Director Marcus Nispel
About A group of collegians decide to spend the weekend at Crystal Lake, which proves fatal for them. They come across the deadly and vengeful Jason Voorhees who is waiting to kill them.
Moon: Waning Gibbous
Where to Watch: Netflix
I was working at a cinema when this came out. This was released in one of the smallest screens and it sold out before we’d even got to the Friday. I’d have put good money on us selling out if we’d also put it in our largest screen.
You know what we had in our main screen that Friday the 13th?
Pink Panther 2! For the peak time showing, we had maybe 5 people in there watching Steve Martin bastardise a classic. Alas the managers could not switch the screens due to contracts with the distributors. How fucked is that?Anyway, one of the things I loved about working at the cinema was the ability to watch a preview. Even after being dubbed the ‘girl that cried’ by the projection guys after sobbing for most of Marley and Me. So I think it was the Tuesday or Wednesday morning, I got in super early and watched Jason go to town on a load of teens.
- It is so bloody dark. Yes, the darkness hides a multitude of sins. It also stops you from seeing any of the action. I know this was perhaps the way they had to go for the purpose of CGI, but it does disengage an audience.
- I hate the ending. There’s that trope of wanting to leave the audience on edge so there has to be the hint that the bad guy has survived and, as a result, the final girl/guy will not survive.
It sucks. It leaves the viewer a little dissatisfied and in this case, it’s bullshit. Stabbed in the heart, strangled and brought all the way to lake and submersed in water. Yeah, okay Jason survived that. Sure thing.
- Is there too much sex?! Well, I guess if Michael Bay (yup, the dude who put Transformers’ gal Megan Fox in those spray-on clothes) is walking out in disgust… yes?!
I’m on the fence on this one. Perhaps there’s a few too many augmented boobs and there really wasn’t a need to have ya one on the wave rider without her top, but the premise of Friday the 13th is that Jason died because the counsellors were all too busy ‘having sex’. Add to that the fact that sex and virginity are long standing staples of the horror genre and I’m not too sure.
- The opening in black and white is perfect for setting it apart from the 2009 aspect of the film. I also love that it is able to condense the entire of the original movie into those 4-ish minutes of credits.
- The inclusion of the kikikimamama at key moments was spot on. It gave the hint to the original without relying on it.
- The Title card doesn’t appear until after the first 2009 sequence, 25 minutes into the film. This is weirdly unsettling and puts you on edge by loosing a sense of time. When I first watched this, because my body was tense throughout I thought that was the end of the movie. My body relaxed… but oh shit, there’s more.
- This film gets to do more by it’s clever framing of the story. There’s enough shown for you to watch this film without the original, however there is value added if you’re an existing fan.

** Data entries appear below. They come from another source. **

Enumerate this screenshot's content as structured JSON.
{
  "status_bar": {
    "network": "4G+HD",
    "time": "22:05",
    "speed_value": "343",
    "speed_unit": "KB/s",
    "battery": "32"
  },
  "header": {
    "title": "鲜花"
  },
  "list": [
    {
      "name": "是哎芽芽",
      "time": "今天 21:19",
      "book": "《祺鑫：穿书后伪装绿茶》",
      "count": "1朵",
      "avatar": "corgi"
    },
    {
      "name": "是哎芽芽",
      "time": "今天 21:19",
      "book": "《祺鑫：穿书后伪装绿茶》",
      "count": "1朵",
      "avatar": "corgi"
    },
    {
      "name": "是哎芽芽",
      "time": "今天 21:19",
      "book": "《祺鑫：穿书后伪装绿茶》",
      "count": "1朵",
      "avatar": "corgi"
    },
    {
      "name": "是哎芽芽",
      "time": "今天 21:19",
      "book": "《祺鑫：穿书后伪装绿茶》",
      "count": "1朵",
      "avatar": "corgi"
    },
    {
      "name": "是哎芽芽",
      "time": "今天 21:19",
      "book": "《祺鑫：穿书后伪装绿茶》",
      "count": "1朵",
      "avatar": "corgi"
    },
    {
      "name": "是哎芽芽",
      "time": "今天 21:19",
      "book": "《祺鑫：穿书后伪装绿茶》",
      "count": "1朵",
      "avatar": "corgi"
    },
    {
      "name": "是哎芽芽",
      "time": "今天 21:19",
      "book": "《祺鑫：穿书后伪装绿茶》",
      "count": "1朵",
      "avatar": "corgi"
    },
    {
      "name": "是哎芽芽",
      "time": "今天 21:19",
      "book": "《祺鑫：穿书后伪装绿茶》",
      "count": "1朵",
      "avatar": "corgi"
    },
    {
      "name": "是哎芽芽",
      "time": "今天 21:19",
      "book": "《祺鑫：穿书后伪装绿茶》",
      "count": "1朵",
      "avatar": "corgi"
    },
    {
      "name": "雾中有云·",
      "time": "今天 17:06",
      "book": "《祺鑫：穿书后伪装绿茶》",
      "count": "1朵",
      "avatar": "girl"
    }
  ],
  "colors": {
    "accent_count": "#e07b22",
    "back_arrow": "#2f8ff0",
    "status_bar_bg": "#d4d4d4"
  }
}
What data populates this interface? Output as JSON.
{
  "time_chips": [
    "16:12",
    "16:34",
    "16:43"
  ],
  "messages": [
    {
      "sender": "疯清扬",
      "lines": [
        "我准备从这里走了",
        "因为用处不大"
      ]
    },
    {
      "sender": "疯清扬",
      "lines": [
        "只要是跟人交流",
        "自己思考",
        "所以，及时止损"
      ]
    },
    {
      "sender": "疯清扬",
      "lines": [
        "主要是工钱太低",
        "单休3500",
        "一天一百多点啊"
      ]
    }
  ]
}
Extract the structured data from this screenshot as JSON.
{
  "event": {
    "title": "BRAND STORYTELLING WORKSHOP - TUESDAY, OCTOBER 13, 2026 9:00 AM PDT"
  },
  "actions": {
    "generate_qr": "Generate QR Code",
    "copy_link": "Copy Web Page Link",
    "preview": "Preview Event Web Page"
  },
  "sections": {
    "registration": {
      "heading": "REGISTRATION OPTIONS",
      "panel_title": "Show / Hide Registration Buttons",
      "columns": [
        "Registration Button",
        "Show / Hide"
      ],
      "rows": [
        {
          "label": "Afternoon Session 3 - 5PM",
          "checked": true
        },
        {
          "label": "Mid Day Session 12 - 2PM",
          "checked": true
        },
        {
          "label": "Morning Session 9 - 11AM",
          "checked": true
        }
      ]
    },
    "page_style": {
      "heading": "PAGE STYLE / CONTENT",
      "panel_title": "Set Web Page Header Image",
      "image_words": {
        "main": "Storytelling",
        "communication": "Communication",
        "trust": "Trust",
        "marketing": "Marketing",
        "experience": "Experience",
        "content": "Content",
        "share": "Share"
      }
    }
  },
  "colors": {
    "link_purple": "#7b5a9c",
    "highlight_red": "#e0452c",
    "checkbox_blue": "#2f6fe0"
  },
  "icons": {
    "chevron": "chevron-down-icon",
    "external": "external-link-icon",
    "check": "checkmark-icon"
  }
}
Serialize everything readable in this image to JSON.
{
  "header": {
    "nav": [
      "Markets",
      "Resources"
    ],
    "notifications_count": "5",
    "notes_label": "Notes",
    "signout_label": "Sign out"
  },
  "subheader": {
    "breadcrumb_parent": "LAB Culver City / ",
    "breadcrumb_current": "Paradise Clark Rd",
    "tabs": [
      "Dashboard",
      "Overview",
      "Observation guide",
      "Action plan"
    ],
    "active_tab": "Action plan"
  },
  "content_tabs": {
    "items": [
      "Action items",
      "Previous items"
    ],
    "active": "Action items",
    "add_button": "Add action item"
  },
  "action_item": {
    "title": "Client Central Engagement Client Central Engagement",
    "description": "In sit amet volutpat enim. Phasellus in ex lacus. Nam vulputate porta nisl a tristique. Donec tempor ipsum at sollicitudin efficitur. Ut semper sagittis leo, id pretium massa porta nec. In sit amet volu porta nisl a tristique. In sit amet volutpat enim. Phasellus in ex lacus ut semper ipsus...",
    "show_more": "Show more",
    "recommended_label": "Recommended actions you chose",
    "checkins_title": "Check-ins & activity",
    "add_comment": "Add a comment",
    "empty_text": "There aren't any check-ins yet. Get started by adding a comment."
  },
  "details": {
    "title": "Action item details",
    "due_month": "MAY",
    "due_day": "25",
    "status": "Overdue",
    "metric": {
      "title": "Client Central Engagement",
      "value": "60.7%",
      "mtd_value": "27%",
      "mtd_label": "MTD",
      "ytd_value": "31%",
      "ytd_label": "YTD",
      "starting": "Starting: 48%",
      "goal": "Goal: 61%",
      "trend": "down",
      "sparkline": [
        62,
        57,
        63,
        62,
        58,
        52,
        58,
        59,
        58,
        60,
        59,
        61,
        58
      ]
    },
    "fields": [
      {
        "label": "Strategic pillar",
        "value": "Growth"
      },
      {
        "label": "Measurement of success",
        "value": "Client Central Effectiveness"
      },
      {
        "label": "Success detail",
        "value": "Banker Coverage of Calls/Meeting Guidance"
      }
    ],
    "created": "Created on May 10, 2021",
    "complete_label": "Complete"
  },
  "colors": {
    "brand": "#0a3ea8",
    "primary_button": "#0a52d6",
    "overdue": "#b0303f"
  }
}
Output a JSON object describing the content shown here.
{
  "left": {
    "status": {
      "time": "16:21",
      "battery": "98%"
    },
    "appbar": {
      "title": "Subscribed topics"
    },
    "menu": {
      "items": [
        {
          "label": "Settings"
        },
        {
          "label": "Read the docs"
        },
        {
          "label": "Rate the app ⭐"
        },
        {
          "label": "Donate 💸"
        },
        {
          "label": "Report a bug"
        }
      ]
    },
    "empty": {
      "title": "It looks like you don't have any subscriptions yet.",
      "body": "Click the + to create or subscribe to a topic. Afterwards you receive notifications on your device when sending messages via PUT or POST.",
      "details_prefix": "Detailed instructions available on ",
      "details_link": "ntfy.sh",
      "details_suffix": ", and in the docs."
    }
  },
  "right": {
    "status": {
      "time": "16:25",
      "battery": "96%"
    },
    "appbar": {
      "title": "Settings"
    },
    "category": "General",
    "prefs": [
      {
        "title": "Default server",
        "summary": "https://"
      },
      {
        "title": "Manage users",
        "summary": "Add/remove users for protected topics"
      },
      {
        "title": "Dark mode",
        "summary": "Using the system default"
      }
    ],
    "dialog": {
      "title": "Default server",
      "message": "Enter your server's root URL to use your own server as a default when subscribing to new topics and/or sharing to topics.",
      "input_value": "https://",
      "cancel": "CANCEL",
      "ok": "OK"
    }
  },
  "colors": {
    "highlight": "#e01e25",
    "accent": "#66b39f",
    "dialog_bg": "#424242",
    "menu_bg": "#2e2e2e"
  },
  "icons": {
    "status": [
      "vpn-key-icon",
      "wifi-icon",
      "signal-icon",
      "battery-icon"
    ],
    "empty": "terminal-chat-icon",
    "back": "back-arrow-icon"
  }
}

The campfire scene gives you enough to be going off regarding Jason and his mother. It also stays fairly cannon up until he becomes supernatural somewhere in those sequels, so this film works both as a sequel or as a stand alone.
- The kills are very different. Gone is the intimacy of revenge. It’s replaced more with a mindset of survival and a response to intrusion. He’s also a resourceful guy and proficient in hunting. I guess you’d have to be to survive there all those years.
- Who doesn’t love a Winchester?! I’m not going to complain when Sammy is taking on something a little less supernatural.
I prefer this to the original, but I do wish the lights were turned up a little bit in those darker scenes.